The sea anchor that was on the boat, the storm anchor was gone.
I've broken my rib on the top of my boat.
So that's that I tried to get to the perf to set it off but quite frankly I don't think there is anybody else out here.
I got myself into this and I'm gonna live or I'm gonna die on the whim of nature, and that's that?
But I have no right to risk the lives of other people to come and get me out of this one.
Quite frankly, I don't think they'd ever be able to find this little boat.
It's so far under water right now the only part that's showing pretty much is the cabin.
The next night, a hurricane named Earl passed well north of my position, but it triggered a number of rogue waves and the boat capsized.

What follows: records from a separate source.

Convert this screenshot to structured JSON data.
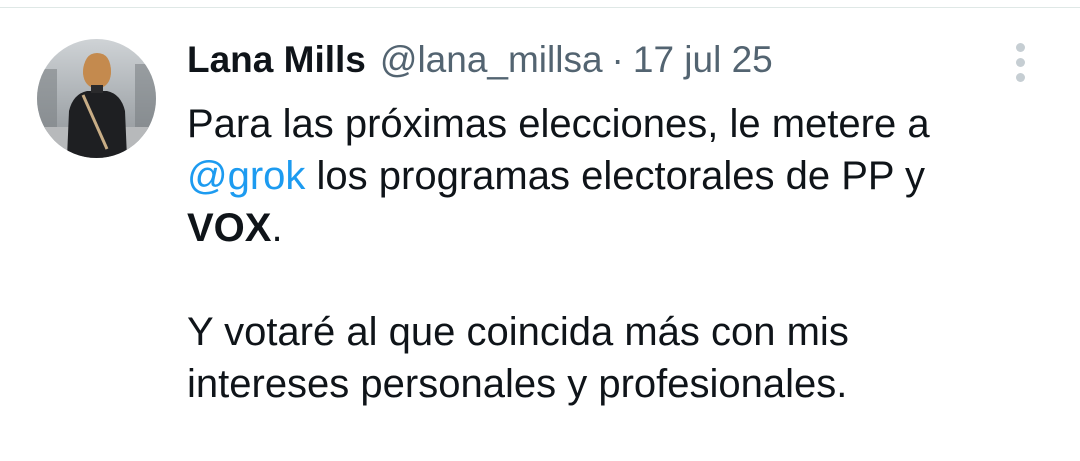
{
  "tweet": {
    "author": {
      "display_name": "Lana Mills",
      "handle": "@lana_millsa",
      "avatar": "avatar-photo-woman-back-view"
    },
    "separator": "·",
    "timestamp": "17 jul 25",
    "more_icon": "more-vertical-icon",
    "body": {
      "line1": "Para las próximas elecciones, le metere a",
      "mention": "@grok",
      "line2_rest": " los programas electorales de PP y",
      "bold_party": "VOX",
      "line3_rest": ".",
      "paragraph2_line1": "Y votaré al que coincida más con mis",
      "paragraph2_line2": "intereses personales y profesionales."
    }
  },
  "colors": {
    "text": "#0f1419",
    "secondary": "#536471",
    "link": "#1d9bf0",
    "divider": "#dfe8e6"
  }
}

And I looked out and thought, the waves aren't nearly as big The winds aren't nearly as strong.
I think it's safe enough to ask for help.
And I triggered my distress beacon about 4:00 in the morning cuz I knew by the time anyone would reach me it would be daylight.
And an RAF plane flew over to make sure there was someone or something to rescue.
It was not a dramatic rescue Captain Morrison circled the boat around me several times to bring the waves down to a manageable level before they threw out a cargo ladder and I just climbed up.
And I got beat up some storms before that but not too many and I only flipped three times over Danielle and when Danielle hit, eleven times in one day.
I glossed over how badly I was injured because I,
I felt like I deserved it at some level.
And I probably had some broken ribs and big gaps in my muscles.
I remember my left quadriceps was just there was just a hole in it and it took years for the sort of gaps in muscles to fill in.
Where I'd been hit by this part of the boat or that part of the boat.
There are some mornings that I get up and I think hurricanes are bad for you.
Even now when I am on the whatever shore of the United States looking at the ocean What was I thinking?
That's a big ocean.
But then the experiences that I've had on the ocean that were just amazing.
The stars and the sea turtles and the jelly fish and the birds with [INAUDIBLE] were really extra ordinary and that sense of solitude and what you can learn from it was really heartening.